MATERIAL PROVIDED ->
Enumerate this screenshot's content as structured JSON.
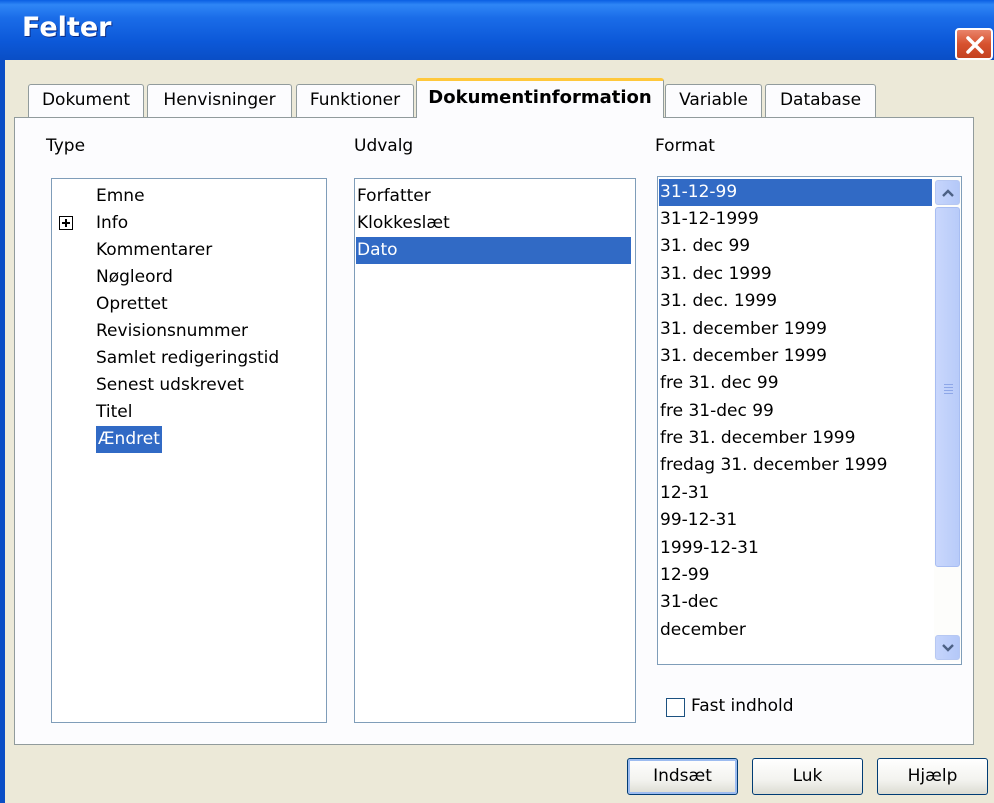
{
  "window": {
    "title": "Felter"
  },
  "tabs": [
    {
      "label": "Dokument"
    },
    {
      "label": "Henvisninger"
    },
    {
      "label": "Funktioner"
    },
    {
      "label": "Dokumentinformation",
      "active": true
    },
    {
      "label": "Variable"
    },
    {
      "label": "Database"
    }
  ],
  "type_group": {
    "label": "Type",
    "items": [
      {
        "label": "Emne"
      },
      {
        "label": "Info",
        "expandable": true
      },
      {
        "label": "Kommentarer"
      },
      {
        "label": "Nøgleord"
      },
      {
        "label": "Oprettet"
      },
      {
        "label": "Revisionsnummer"
      },
      {
        "label": "Samlet redigeringstid"
      },
      {
        "label": "Senest udskrevet"
      },
      {
        "label": "Titel"
      },
      {
        "label": "Ændret",
        "selected": true
      }
    ]
  },
  "select_group": {
    "label": "Udvalg",
    "items": [
      {
        "label": "Forfatter"
      },
      {
        "label": "Klokkeslæt"
      },
      {
        "label": "Dato",
        "selected": true
      }
    ]
  },
  "format_group": {
    "label": "Format",
    "items": [
      {
        "label": "31-12-99",
        "selected": true
      },
      {
        "label": "31-12-1999"
      },
      {
        "label": "31. dec 99"
      },
      {
        "label": "31. dec 1999"
      },
      {
        "label": "31. dec. 1999"
      },
      {
        "label": "31. december 1999"
      },
      {
        "label": "31. december 1999"
      },
      {
        "label": "fre 31. dec 99"
      },
      {
        "label": "fre 31-dec 99"
      },
      {
        "label": "fre 31. december 1999"
      },
      {
        "label": "fredag 31. december 1999"
      },
      {
        "label": "12-31"
      },
      {
        "label": "99-12-31"
      },
      {
        "label": "1999-12-31"
      },
      {
        "label": "12-99"
      },
      {
        "label": "31-dec"
      },
      {
        "label": "december"
      }
    ]
  },
  "fixed_content": {
    "label": "Fast indhold",
    "checked": false
  },
  "buttons": {
    "insert": "Indsæt",
    "close": "Luk",
    "help": "Hjælp"
  },
  "colors": {
    "selection": "#316ac5",
    "titlebar": "#0a5fe3",
    "dialog_bg": "#ece9d8"
  }
}
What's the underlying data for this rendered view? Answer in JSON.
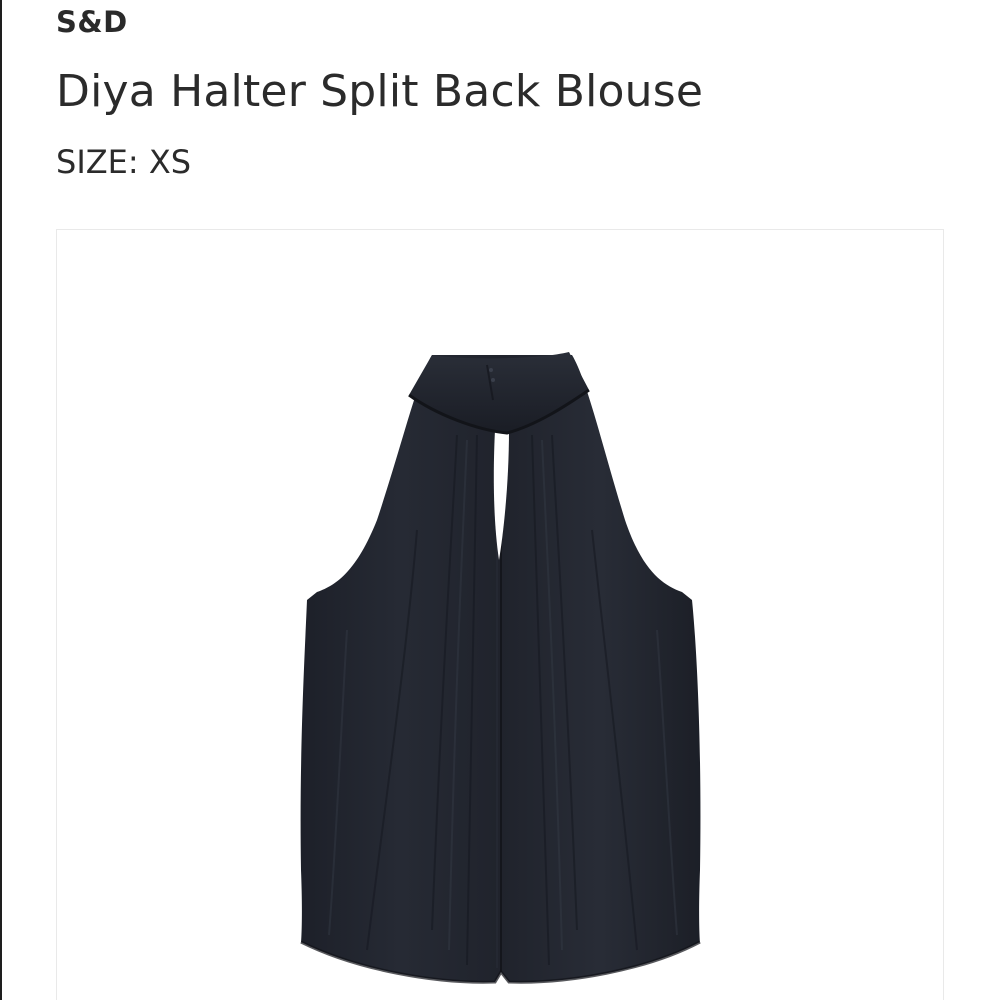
{
  "product": {
    "brand": "S&D",
    "name": "Diya Halter Split Back Blouse",
    "size_label": "SIZE:",
    "size_value": "XS"
  },
  "image": {
    "subject": "blouse-image",
    "garment_color": "#23262f"
  }
}
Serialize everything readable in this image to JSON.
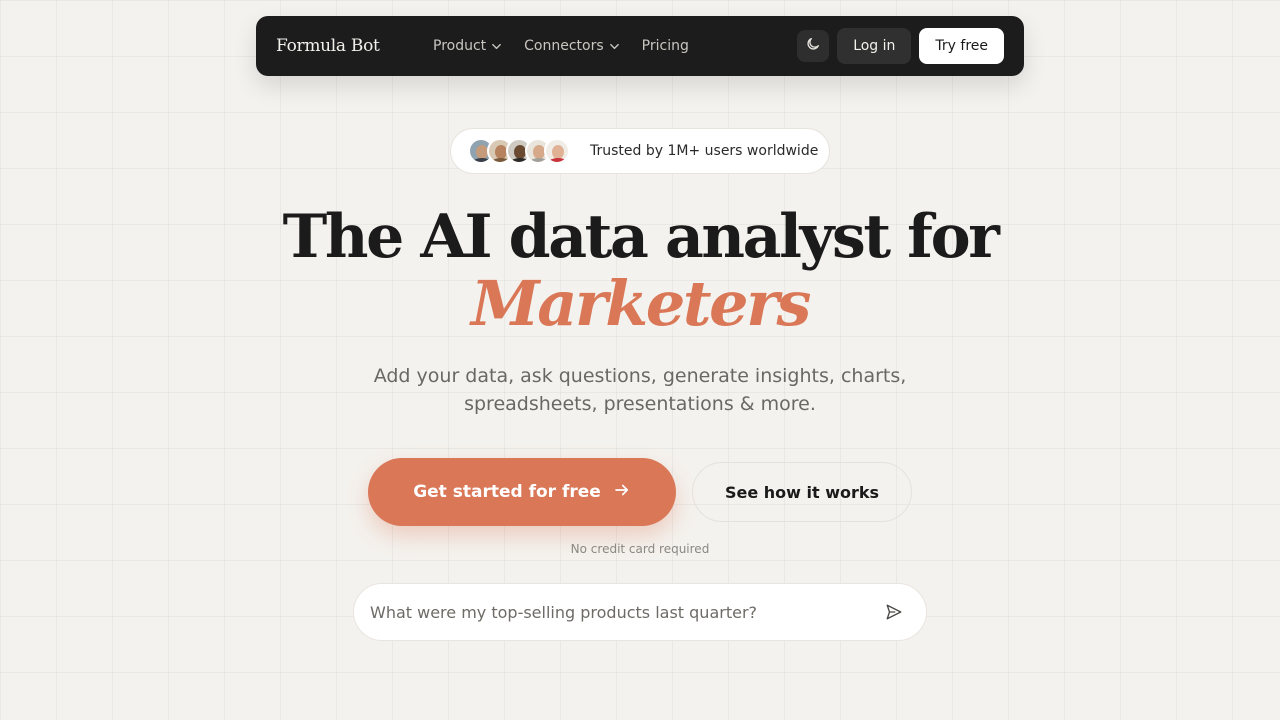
{
  "nav": {
    "logo": "Formula Bot",
    "links": [
      {
        "label": "Product",
        "has_dropdown": true
      },
      {
        "label": "Connectors",
        "has_dropdown": true
      },
      {
        "label": "Pricing",
        "has_dropdown": false
      }
    ],
    "theme_icon": "moon-icon",
    "login_label": "Log in",
    "try_label": "Try free"
  },
  "trust": {
    "text": "Trusted by 1M+ users worldwide",
    "avatar_count": 5
  },
  "hero": {
    "headline_line1": "The AI data analyst for",
    "headline_accent": "Marketers",
    "subtitle": "Add your data, ask questions, generate insights, charts, spreadsheets, presentations & more."
  },
  "cta": {
    "primary_label": "Get started for free",
    "primary_icon": "arrow-right-icon",
    "secondary_label": "See how it works",
    "note": "No credit card required"
  },
  "prompt": {
    "placeholder": "What were my top-selling products last quarter?",
    "send_icon": "send-icon"
  },
  "colors": {
    "accent": "#d97757",
    "nav_bg": "#1c1c1c",
    "page_bg": "#f4f2ee"
  }
}
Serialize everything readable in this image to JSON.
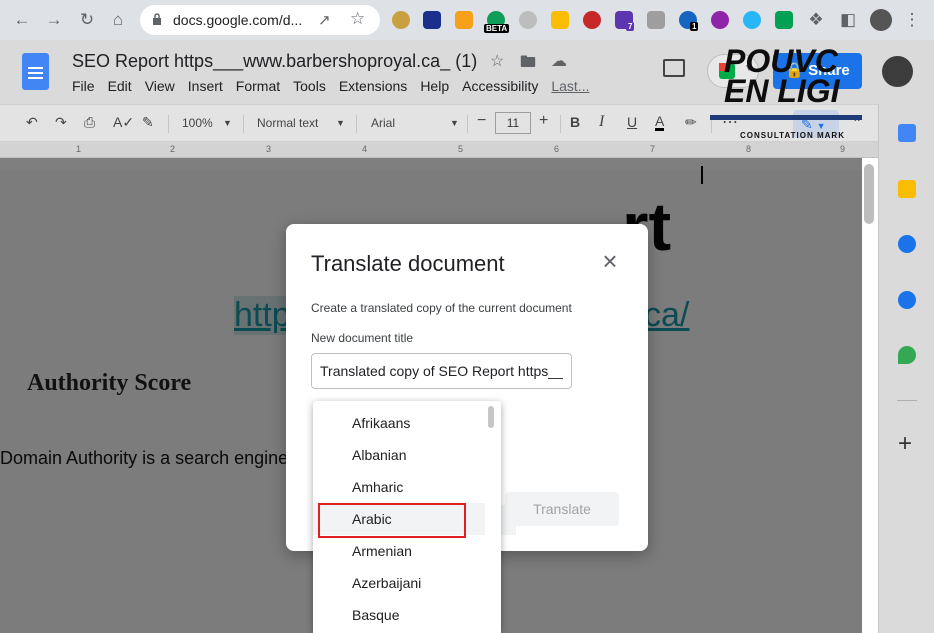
{
  "browser": {
    "url": "docs.google.com/d...",
    "extension_badges": {
      "beta": "BETA",
      "purple": "7",
      "chain": "1"
    }
  },
  "docs": {
    "title": "SEO Report https___www.barbershoproyal.ca_ (1)",
    "menu": [
      "File",
      "Edit",
      "View",
      "Insert",
      "Format",
      "Tools",
      "Extensions",
      "Help",
      "Accessibility"
    ],
    "last_edit": "Last...",
    "share_label": "Share"
  },
  "toolbar": {
    "zoom": "100%",
    "style": "Normal text",
    "font": "Arial",
    "font_size": "11",
    "bold": "B",
    "italic": "I",
    "underline": "U",
    "text_color": "A",
    "more": "⋯"
  },
  "ruler": {
    "marks": [
      "1",
      "2",
      "3",
      "4",
      "5",
      "6",
      "7",
      "8",
      "9"
    ]
  },
  "document": {
    "logo_line1": "POUVC",
    "logo_line2": "EN LIGI",
    "logo_sub": "CONSULTATION MARK",
    "big_title_fragment": "rt",
    "url_left": "http",
    "url_right": "ca/",
    "heading": "Authority Score",
    "paragraph": "Domain Authority is a search engine                                    gives a measure of how successful a"
  },
  "dialog": {
    "title": "Translate document",
    "description": "Create a translated copy of the current document",
    "new_title_label": "New document title",
    "new_title_value": "Translated copy of SEO Report https___",
    "translate_button": "Translate"
  },
  "languages": {
    "items": [
      "Afrikaans",
      "Albanian",
      "Amharic",
      "Arabic",
      "Armenian",
      "Azerbaijani",
      "Basque"
    ],
    "highlighted": "Arabic"
  },
  "colors": {
    "chrome_bg": "#dee1e6",
    "share_blue": "#1a73e8",
    "highlight_red": "#e02020",
    "link_teal": "#0b4b53"
  }
}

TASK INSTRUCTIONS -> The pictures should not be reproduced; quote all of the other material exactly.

TASK RESULT ->
Enumerate this screenshot's content as structured JSON.
{
  "window": {
    "title": "Felter"
  },
  "tabs": [
    {
      "label": "Dokument"
    },
    {
      "label": "Henvisninger"
    },
    {
      "label": "Funktioner"
    },
    {
      "label": "Dokumentinformation",
      "active": true
    },
    {
      "label": "Variable"
    },
    {
      "label": "Database"
    }
  ],
  "type_group": {
    "label": "Type",
    "items": [
      {
        "label": "Emne"
      },
      {
        "label": "Info",
        "expandable": true
      },
      {
        "label": "Kommentarer"
      },
      {
        "label": "Nøgleord"
      },
      {
        "label": "Oprettet"
      },
      {
        "label": "Revisionsnummer"
      },
      {
        "label": "Samlet redigeringstid"
      },
      {
        "label": "Senest udskrevet"
      },
      {
        "label": "Titel"
      },
      {
        "label": "Ændret",
        "selected": true
      }
    ]
  },
  "select_group": {
    "label": "Udvalg",
    "items": [
      {
        "label": "Forfatter"
      },
      {
        "label": "Klokkeslæt"
      },
      {
        "label": "Dato",
        "selected": true
      }
    ]
  },
  "format_group": {
    "label": "Format",
    "items": [
      {
        "label": "31-12-99",
        "selected": true
      },
      {
        "label": "31-12-1999"
      },
      {
        "label": "31. dec 99"
      },
      {
        "label": "31. dec 1999"
      },
      {
        "label": "31. dec. 1999"
      },
      {
        "label": "31. december 1999"
      },
      {
        "label": "31. december 1999"
      },
      {
        "label": "fre 31. dec 99"
      },
      {
        "label": "fre 31-dec 99"
      },
      {
        "label": "fre 31. december 1999"
      },
      {
        "label": "fredag 31. december 1999"
      },
      {
        "label": "12-31"
      },
      {
        "label": "99-12-31"
      },
      {
        "label": "1999-12-31"
      },
      {
        "label": "12-99"
      },
      {
        "label": "31-dec"
      },
      {
        "label": "december"
      }
    ]
  },
  "fixed_content": {
    "label": "Fast indhold",
    "checked": false
  },
  "buttons": {
    "insert": "Indsæt",
    "close": "Luk",
    "help": "Hjælp"
  },
  "colors": {
    "selection": "#316ac5",
    "titlebar": "#0a5fe3",
    "dialog_bg": "#ece9d8"
  }
}
What's the underlying data for this rendered view? Answer in JSON.
{
  "product": {
    "brand": "S&D",
    "name": "Diya Halter Split Back Blouse",
    "size_label": "SIZE:",
    "size_value": "XS"
  },
  "image": {
    "subject": "blouse-image",
    "garment_color": "#23262f"
  }
}
Serialize everything readable in this image to JSON.
{
  "nav": {
    "logo": "Formula Bot",
    "links": [
      {
        "label": "Product",
        "has_dropdown": true
      },
      {
        "label": "Connectors",
        "has_dropdown": true
      },
      {
        "label": "Pricing",
        "has_dropdown": false
      }
    ],
    "theme_icon": "moon-icon",
    "login_label": "Log in",
    "try_label": "Try free"
  },
  "trust": {
    "text": "Trusted by 1M+ users worldwide",
    "avatar_count": 5
  },
  "hero": {
    "headline_line1": "The AI data analyst for",
    "headline_accent": "Marketers",
    "subtitle": "Add your data, ask questions, generate insights, charts, spreadsheets, presentations & more."
  },
  "cta": {
    "primary_label": "Get started for free",
    "primary_icon": "arrow-right-icon",
    "secondary_label": "See how it works",
    "note": "No credit card required"
  },
  "prompt": {
    "placeholder": "What were my top-selling products last quarter?",
    "send_icon": "send-icon"
  },
  "colors": {
    "accent": "#d97757",
    "nav_bg": "#1c1c1c",
    "page_bg": "#f4f2ee"
  }
}
Serialize everything readable in this image to JSON.
{
  "browser": {
    "url": "docs.google.com/d...",
    "extension_badges": {
      "beta": "BETA",
      "purple": "7",
      "chain": "1"
    }
  },
  "docs": {
    "title": "SEO Report https___www.barbershoproyal.ca_ (1)",
    "menu": [
      "File",
      "Edit",
      "View",
      "Insert",
      "Format",
      "Tools",
      "Extensions",
      "Help",
      "Accessibility"
    ],
    "last_edit": "Last...",
    "share_label": "Share"
  },
  "toolbar": {
    "zoom": "100%",
    "style": "Normal text",
    "font": "Arial",
    "font_size": "11",
    "bold": "B",
    "italic": "I",
    "underline": "U",
    "text_color": "A",
    "more": "⋯"
  },
  "ruler": {
    "marks": [
      "1",
      "2",
      "3",
      "4",
      "5",
      "6",
      "7",
      "8",
      "9"
    ]
  },
  "document": {
    "logo_line1": "POUVC",
    "logo_line2": "EN LIGI",
    "logo_sub": "CONSULTATION MARK",
    "big_title_fragment": "rt",
    "url_left": "http",
    "url_right": "ca/",
    "heading": "Authority Score",
    "paragraph": "Domain Authority is a search engine                                    gives a measure of how successful a"
  },
  "dialog": {
    "title": "Translate document",
    "description": "Create a translated copy of the current document",
    "new_title_label": "New document title",
    "new_title_value": "Translated copy of SEO Report https___",
    "translate_button": "Translate"
  },
  "languages": {
    "items": [
      "Afrikaans",
      "Albanian",
      "Amharic",
      "Arabic",
      "Armenian",
      "Azerbaijani",
      "Basque"
    ],
    "highlighted": "Arabic"
  },
  "colors": {
    "chrome_bg": "#dee1e6",
    "share_blue": "#1a73e8",
    "highlight_red": "#e02020",
    "link_teal": "#0b4b53"
  }
}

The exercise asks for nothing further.